## About this task
Your output should be every line below, copied exactly.

## Study material
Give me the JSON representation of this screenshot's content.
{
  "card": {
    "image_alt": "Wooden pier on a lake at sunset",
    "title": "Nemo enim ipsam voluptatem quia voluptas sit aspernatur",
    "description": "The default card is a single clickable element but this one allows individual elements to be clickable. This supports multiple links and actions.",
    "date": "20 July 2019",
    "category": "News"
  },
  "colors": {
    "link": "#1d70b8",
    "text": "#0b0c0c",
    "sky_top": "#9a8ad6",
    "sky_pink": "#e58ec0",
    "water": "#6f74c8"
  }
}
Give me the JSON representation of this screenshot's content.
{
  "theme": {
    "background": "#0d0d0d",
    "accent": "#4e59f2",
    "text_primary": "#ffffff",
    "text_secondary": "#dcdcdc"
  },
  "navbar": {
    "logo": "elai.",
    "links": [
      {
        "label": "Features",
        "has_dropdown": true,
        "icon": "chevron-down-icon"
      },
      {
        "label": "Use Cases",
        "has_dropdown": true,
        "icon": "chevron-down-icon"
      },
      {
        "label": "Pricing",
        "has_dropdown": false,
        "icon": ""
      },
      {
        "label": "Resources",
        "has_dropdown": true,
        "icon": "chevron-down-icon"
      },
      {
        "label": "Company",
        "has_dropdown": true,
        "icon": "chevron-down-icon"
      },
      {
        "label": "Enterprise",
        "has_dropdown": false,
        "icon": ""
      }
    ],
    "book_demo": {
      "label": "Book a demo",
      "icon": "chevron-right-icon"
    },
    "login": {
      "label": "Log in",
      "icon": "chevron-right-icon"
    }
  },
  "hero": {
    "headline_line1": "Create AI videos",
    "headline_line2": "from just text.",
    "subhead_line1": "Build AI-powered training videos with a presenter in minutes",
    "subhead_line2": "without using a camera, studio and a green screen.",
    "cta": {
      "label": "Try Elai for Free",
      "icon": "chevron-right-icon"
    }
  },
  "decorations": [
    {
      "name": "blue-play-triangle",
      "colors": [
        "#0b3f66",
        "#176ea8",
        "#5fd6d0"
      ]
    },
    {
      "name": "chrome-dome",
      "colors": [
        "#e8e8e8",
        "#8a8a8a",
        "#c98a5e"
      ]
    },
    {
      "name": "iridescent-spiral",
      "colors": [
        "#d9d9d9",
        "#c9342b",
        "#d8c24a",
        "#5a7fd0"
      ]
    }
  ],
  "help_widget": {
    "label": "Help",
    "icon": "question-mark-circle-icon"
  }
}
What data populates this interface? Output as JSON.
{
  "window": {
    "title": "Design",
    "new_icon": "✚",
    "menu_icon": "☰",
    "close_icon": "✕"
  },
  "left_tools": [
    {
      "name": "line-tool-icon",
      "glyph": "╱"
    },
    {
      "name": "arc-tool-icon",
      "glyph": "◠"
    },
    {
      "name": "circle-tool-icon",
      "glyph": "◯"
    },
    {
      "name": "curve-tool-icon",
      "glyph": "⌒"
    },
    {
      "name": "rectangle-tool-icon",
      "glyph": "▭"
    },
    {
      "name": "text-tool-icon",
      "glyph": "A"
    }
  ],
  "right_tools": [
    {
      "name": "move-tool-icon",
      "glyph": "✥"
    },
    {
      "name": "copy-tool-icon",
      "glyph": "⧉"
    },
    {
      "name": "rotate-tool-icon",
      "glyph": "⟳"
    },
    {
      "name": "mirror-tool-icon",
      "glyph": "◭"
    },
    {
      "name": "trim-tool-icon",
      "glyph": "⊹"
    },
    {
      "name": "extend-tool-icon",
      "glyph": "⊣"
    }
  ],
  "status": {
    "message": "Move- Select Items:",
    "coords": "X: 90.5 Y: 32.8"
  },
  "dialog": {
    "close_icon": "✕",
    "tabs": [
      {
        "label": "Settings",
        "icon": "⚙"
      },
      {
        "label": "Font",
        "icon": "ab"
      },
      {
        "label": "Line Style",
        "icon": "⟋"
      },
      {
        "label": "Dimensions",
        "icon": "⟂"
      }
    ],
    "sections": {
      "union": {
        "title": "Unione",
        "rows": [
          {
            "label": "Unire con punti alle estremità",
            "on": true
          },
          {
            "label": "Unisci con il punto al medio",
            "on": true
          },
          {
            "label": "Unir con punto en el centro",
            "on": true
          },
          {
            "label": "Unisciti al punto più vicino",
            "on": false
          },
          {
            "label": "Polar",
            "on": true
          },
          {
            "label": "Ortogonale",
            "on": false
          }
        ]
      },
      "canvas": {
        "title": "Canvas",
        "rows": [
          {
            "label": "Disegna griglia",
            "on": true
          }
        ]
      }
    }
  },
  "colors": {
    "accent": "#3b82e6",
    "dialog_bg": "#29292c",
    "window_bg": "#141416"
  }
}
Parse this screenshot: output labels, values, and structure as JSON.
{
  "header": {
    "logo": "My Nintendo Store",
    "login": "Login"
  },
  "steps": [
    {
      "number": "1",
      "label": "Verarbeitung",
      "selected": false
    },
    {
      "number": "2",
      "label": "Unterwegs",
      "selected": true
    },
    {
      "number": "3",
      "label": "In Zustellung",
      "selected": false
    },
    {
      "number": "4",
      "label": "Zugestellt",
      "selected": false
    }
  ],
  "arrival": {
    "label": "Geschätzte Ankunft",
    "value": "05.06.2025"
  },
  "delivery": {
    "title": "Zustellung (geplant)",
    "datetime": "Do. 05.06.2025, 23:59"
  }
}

## Response to this task
Give me the JSON representation of this screenshot's content.
{
  "card": {
    "image_alt": "Wooden pier on a lake at sunset",
    "title": "Nemo enim ipsam voluptatem quia voluptas sit aspernatur",
    "description": "The default card is a single clickable element but this one allows individual elements to be clickable. This supports multiple links and actions.",
    "date": "20 July 2019",
    "category": "News"
  },
  "colors": {
    "link": "#1d70b8",
    "text": "#0b0c0c",
    "sky_top": "#9a8ad6",
    "sky_pink": "#e58ec0",
    "water": "#6f74c8"
  }
}
Give me the JSON representation of this screenshot's content.
{
  "theme": {
    "background": "#0d0d0d",
    "accent": "#4e59f2",
    "text_primary": "#ffffff",
    "text_secondary": "#dcdcdc"
  },
  "navbar": {
    "logo": "elai.",
    "links": [
      {
        "label": "Features",
        "has_dropdown": true,
        "icon": "chevron-down-icon"
      },
      {
        "label": "Use Cases",
        "has_dropdown": true,
        "icon": "chevron-down-icon"
      },
      {
        "label": "Pricing",
        "has_dropdown": false,
        "icon": ""
      },
      {
        "label": "Resources",
        "has_dropdown": true,
        "icon": "chevron-down-icon"
      },
      {
        "label": "Company",
        "has_dropdown": true,
        "icon": "chevron-down-icon"
      },
      {
        "label": "Enterprise",
        "has_dropdown": false,
        "icon": ""
      }
    ],
    "book_demo": {
      "label": "Book a demo",
      "icon": "chevron-right-icon"
    },
    "login": {
      "label": "Log in",
      "icon": "chevron-right-icon"
    }
  },
  "hero": {
    "headline_line1": "Create AI videos",
    "headline_line2": "from just text.",
    "subhead_line1": "Build AI-powered training videos with a presenter in minutes",
    "subhead_line2": "without using a camera, studio and a green screen.",
    "cta": {
      "label": "Try Elai for Free",
      "icon": "chevron-right-icon"
    }
  },
  "decorations": [
    {
      "name": "blue-play-triangle",
      "colors": [
        "#0b3f66",
        "#176ea8",
        "#5fd6d0"
      ]
    },
    {
      "name": "chrome-dome",
      "colors": [
        "#e8e8e8",
        "#8a8a8a",
        "#c98a5e"
      ]
    },
    {
      "name": "iridescent-spiral",
      "colors": [
        "#d9d9d9",
        "#c9342b",
        "#d8c24a",
        "#5a7fd0"
      ]
    }
  ],
  "help_widget": {
    "label": "Help",
    "icon": "question-mark-circle-icon"
  }
}
What data populates this interface? Output as JSON.
{
  "window": {
    "title": "Design",
    "new_icon": "✚",
    "menu_icon": "☰",
    "close_icon": "✕"
  },
  "left_tools": [
    {
      "name": "line-tool-icon",
      "glyph": "╱"
    },
    {
      "name": "arc-tool-icon",
      "glyph": "◠"
    },
    {
      "name": "circle-tool-icon",
      "glyph": "◯"
    },
    {
      "name": "curve-tool-icon",
      "glyph": "⌒"
    },
    {
      "name": "rectangle-tool-icon",
      "glyph": "▭"
    },
    {
      "name": "text-tool-icon",
      "glyph": "A"
    }
  ],
  "right_tools": [
    {
      "name": "move-tool-icon",
      "glyph": "✥"
    },
    {
      "name": "copy-tool-icon",
      "glyph": "⧉"
    },
    {
      "name": "rotate-tool-icon",
      "glyph": "⟳"
    },
    {
      "name": "mirror-tool-icon",
      "glyph": "◭"
    },
    {
      "name": "trim-tool-icon",
      "glyph": "⊹"
    },
    {
      "name": "extend-tool-icon",
      "glyph": "⊣"
    }
  ],
  "status": {
    "message": "Move- Select Items:",
    "coords": "X: 90.5 Y: 32.8"
  },
  "dialog": {
    "close_icon": "✕",
    "tabs": [
      {
        "label": "Settings",
        "icon": "⚙"
      },
      {
        "label": "Font",
        "icon": "ab"
      },
      {
        "label": "Line Style",
        "icon": "⟋"
      },
      {
        "label": "Dimensions",
        "icon": "⟂"
      }
    ],
    "sections": {
      "union": {
        "title": "Unione",
        "rows": [
          {
            "label": "Unire con punti alle estremità",
            "on": true
          },
          {
            "label": "Unisci con il punto al medio",
            "on": true
          },
          {
            "label": "Unir con punto en el centro",
            "on": true
          },
          {
            "label": "Unisciti al punto più vicino",
            "on": false
          },
          {
            "label": "Polar",
            "on": true
          },
          {
            "label": "Ortogonale",
            "on": false
          }
        ]
      },
      "canvas": {
        "title": "Canvas",
        "rows": [
          {
            "label": "Disegna griglia",
            "on": true
          }
        ]
      }
    }
  },
  "colors": {
    "accent": "#3b82e6",
    "dialog_bg": "#29292c",
    "window_bg": "#141416"
  }
}
Parse this screenshot: output labels, values, and structure as JSON.
{
  "header": {
    "logo": "My Nintendo Store",
    "login": "Login"
  },
  "steps": [
    {
      "number": "1",
      "label": "Verarbeitung",
      "selected": false
    },
    {
      "number": "2",
      "label": "Unterwegs",
      "selected": true
    },
    {
      "number": "3",
      "label": "In Zustellung",
      "selected": false
    },
    {
      "number": "4",
      "label": "Zugestellt",
      "selected": false
    }
  ],
  "arrival": {
    "label": "Geschätzte Ankunft",
    "value": "05.06.2025"
  },
  "delivery": {
    "title": "Zustellung (geplant)",
    "datetime": "Do. 05.06.2025, 23:59"
  }
}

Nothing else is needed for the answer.